A film has been released charting the lives of Cambridge bedders and their “vital contribution” to the Uni.
Bedders hit the big-screen last week with the screening of new film Cambridge Bedders.
The documentary was dreamed up for the Uni’s 800th anniversary by producer Catherine Seymour, but it’s taken until now to finish the project. It was premiered last week at the Cambridge Folk Museum, with Trinity bedders given an advance screening.
“I have always been very interested in the relationship between the town and the gown,” Seymour told The Tab.
She said the documentary acknowledges “the vital contribution” that bedders make to colleges.
As we all know, bedders have a significant impact on our lives. Whether you’ve got a chatty nan-type or a stern Eastern European, we’d all be lost if they weren’t there to change our bins and give everything a once over with the hoover.
“Having a bedder is like still having mum around,” said Chris Pilgrim, third year organ scholar at Tit Hall.
Sidney Chaplain Peter Waddell, who helped persuade Seymour to make the film, more diplomatically described Bedders as the “one person you’re not being competitive with.”
Part of Seymour’s inspiration came from a relative who worked as a bedder in Sidney Sussex.
The film, which was partly shot on location at St Catz and King’s, will now be housed in the Folk Museum’s archives.

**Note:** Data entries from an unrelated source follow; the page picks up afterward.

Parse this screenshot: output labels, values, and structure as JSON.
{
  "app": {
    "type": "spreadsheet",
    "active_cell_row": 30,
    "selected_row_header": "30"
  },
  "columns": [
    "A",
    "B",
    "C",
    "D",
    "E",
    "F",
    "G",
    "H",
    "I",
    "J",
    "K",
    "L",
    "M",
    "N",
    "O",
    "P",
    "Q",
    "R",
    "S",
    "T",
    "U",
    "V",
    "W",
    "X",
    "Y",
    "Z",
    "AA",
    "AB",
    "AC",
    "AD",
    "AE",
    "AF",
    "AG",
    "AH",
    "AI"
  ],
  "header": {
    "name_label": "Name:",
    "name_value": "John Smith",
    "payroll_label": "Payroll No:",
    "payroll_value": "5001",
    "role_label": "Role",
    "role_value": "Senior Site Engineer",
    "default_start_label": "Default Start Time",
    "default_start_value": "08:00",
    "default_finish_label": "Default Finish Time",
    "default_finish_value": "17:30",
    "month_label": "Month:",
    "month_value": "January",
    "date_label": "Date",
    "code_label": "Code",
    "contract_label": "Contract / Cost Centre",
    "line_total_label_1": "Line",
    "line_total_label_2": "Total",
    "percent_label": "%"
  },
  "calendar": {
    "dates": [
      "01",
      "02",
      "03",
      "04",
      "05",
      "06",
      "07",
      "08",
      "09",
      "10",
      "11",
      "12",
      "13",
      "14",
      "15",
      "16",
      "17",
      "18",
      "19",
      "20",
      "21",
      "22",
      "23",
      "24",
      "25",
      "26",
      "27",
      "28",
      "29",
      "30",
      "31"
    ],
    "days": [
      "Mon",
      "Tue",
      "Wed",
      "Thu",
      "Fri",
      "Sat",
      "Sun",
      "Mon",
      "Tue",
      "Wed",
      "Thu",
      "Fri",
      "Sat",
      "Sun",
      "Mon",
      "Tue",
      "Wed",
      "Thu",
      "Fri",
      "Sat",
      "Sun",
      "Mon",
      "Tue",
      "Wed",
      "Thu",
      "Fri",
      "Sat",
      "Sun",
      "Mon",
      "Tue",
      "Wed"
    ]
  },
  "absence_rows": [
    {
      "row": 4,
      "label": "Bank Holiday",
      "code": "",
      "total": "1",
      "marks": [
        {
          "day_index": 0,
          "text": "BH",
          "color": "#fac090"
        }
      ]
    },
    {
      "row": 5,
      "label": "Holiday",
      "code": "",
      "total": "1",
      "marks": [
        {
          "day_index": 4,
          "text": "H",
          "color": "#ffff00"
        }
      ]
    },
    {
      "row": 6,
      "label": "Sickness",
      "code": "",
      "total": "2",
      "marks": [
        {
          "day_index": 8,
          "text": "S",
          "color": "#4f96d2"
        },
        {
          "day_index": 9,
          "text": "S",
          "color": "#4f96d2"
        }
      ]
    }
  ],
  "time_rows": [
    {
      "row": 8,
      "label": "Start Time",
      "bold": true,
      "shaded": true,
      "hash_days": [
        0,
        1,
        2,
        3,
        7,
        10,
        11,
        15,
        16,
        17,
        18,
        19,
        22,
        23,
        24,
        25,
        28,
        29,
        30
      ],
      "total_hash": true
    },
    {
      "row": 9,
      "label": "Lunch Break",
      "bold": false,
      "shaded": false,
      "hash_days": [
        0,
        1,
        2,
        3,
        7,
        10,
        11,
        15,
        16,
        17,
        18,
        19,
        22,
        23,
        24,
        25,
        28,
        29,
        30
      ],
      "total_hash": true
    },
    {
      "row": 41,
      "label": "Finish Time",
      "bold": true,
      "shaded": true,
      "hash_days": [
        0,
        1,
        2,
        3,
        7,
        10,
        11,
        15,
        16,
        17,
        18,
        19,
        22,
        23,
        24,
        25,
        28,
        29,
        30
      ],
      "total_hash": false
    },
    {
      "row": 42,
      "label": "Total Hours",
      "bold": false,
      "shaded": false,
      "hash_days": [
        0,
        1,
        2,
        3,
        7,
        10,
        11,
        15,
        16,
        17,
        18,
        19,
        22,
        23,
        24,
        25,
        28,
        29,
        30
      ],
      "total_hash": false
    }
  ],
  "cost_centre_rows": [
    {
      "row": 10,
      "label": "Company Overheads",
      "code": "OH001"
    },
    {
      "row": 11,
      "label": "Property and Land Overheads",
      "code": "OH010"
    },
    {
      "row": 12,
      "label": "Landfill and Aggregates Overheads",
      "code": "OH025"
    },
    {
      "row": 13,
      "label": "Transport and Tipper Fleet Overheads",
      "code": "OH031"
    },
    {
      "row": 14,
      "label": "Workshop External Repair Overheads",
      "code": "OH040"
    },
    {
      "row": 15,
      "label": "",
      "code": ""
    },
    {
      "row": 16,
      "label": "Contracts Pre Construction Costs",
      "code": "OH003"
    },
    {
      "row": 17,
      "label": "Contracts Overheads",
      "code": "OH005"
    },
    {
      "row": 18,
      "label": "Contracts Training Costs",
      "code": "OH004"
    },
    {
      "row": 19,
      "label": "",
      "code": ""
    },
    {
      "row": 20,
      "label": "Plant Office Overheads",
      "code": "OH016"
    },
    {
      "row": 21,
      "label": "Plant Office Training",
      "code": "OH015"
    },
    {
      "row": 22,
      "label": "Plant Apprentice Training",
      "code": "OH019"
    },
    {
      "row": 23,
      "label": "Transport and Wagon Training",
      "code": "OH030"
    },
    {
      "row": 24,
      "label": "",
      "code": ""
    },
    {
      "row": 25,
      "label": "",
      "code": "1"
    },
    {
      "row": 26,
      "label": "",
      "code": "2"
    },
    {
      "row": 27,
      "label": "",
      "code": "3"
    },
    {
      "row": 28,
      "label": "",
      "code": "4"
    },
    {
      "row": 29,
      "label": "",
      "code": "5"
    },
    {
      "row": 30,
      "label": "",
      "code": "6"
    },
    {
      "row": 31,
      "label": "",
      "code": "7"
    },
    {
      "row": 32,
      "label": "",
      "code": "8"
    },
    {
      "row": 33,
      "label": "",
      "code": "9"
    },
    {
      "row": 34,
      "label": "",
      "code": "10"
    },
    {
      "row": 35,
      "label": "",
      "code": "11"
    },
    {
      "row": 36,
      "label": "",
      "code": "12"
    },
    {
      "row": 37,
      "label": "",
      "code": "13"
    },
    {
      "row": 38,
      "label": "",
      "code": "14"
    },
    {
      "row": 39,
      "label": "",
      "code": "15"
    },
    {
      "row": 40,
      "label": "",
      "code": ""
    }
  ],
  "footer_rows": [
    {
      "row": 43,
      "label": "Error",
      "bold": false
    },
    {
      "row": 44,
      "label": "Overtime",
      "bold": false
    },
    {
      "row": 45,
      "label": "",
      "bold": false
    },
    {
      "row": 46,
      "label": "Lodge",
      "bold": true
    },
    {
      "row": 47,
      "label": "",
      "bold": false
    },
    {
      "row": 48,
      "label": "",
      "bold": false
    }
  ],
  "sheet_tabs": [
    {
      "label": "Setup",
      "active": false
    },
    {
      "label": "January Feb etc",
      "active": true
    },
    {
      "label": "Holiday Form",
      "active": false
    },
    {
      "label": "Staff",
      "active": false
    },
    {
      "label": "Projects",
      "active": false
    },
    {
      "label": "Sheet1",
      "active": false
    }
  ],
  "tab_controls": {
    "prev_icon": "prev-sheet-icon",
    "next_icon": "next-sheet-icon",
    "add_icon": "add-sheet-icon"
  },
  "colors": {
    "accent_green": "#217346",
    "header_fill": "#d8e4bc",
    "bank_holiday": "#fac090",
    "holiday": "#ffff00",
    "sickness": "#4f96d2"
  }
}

Seymour’s now plans to make a film about all the domestic staff who work at Cambridge. Could Porter: The Movie be coming to a cinema near you soon? Only time will tell.